Netanyahu met with the president at Rivlin’s residence in Jerusalem on Monday, two days before he was expected to complete the task of forming a new government.
Under Israel’s semi-constitutional Basic Laws, an election winner has 28 days to form a government and Rivlin formally tasked Netanyahu with the mission on April 17, according to The Times of Israel.
The president is allowed to grant an extension of up to 14 days and it’s typical for a leader to request one to take advantage of the full 42 days provided by law to assemble a governing coalition.

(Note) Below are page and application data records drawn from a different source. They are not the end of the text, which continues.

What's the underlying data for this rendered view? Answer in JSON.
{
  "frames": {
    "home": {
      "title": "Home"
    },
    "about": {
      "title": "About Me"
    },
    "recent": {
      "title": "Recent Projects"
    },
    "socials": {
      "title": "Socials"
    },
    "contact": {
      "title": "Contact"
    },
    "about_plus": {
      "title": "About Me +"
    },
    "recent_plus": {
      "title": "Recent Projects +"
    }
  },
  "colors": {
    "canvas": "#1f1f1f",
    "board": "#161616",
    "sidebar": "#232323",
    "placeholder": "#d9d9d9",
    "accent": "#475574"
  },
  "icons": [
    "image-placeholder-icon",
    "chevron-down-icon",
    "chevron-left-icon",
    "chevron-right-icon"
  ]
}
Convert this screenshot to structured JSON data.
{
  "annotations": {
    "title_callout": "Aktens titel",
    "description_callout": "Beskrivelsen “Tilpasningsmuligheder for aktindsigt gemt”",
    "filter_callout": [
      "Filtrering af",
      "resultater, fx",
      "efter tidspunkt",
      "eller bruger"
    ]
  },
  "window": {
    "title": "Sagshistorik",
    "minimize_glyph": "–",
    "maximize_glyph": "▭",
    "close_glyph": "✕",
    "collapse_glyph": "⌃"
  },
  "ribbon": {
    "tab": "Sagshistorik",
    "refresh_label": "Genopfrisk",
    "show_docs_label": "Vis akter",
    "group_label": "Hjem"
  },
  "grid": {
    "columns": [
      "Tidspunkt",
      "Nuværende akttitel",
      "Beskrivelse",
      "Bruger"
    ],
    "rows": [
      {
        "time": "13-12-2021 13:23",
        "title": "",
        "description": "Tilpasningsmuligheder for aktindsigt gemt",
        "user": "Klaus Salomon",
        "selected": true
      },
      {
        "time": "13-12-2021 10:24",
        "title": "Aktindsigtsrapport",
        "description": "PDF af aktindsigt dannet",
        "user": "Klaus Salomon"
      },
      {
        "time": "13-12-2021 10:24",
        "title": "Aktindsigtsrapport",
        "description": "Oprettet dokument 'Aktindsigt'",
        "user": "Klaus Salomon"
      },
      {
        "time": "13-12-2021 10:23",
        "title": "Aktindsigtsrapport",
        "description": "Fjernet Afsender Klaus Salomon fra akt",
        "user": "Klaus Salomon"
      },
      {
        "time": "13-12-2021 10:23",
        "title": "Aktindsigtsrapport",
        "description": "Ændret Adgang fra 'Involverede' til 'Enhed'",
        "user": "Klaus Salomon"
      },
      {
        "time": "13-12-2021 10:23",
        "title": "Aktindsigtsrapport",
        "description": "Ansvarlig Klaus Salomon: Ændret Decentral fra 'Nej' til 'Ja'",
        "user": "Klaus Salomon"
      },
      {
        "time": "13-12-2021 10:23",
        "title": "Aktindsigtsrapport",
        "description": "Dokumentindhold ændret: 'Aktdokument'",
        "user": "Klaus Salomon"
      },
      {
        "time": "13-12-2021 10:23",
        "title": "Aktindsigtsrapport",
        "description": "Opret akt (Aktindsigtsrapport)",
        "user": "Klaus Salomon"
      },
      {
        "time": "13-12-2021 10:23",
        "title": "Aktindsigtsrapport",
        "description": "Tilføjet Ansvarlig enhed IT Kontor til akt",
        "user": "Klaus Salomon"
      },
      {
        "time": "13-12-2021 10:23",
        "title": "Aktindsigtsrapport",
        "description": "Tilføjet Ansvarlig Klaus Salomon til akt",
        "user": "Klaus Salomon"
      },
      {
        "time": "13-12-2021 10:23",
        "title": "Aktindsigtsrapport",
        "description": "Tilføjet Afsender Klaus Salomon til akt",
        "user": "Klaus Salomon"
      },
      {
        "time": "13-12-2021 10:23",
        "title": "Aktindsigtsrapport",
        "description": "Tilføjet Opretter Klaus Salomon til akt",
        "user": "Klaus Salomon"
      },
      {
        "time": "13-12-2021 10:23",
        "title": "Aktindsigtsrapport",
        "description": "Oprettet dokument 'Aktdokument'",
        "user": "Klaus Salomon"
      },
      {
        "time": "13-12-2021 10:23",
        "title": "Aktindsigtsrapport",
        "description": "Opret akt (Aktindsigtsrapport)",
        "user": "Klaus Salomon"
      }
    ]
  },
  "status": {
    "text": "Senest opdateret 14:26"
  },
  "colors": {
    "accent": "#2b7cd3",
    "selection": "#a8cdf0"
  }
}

If Netanyahu fails to form a coalition after that time, under Israeli election rules Rivlin can assign someone else to do so.
Netanyahu appeared close to finalizing deals, but on Sunday said he would ask the president for more time because of recent Jewish holidays and a flare-up in fighting with the Gaza Strip last week.
“As in past instances of forming a government, I intend to ask for an extension from the president,” Netanyahu reportedly said Sunday at the weekly cabinet meeting.
The prime minister's Likud party and its Jewish ultra-Orthodox and nationalist allies won a 65-seat parliamentary majority in the April 9 general election, with most lawmakers in the 120-seat parliament recommending that Netanyahu form the next governing coalition.
Netanyahu has been carrying out low-key meetings with heads of the parties expected to join his coalition, The Times of Israel reported.
Israeli media reported on Monday that Netanyahu’s Likud party is pushing for the coalition agreement to include commitments from partners to support a law that would allow the Israeli parliament, the Knesset, to override the High Court on administrative and legislative affairs, leading the way for the future government to pass legislation granting Netanyahu immunity from prosecution.
The move is likely in response to Israel's attorney general's recommendation to charge the 69-year-old prime minister with bribery, breach of trust and fraud in three cases. He will only decide on indicting him after a legally mandated hearing. Legal experts anticipate at least some charges will be filed.
The Associated Press contributed to this report.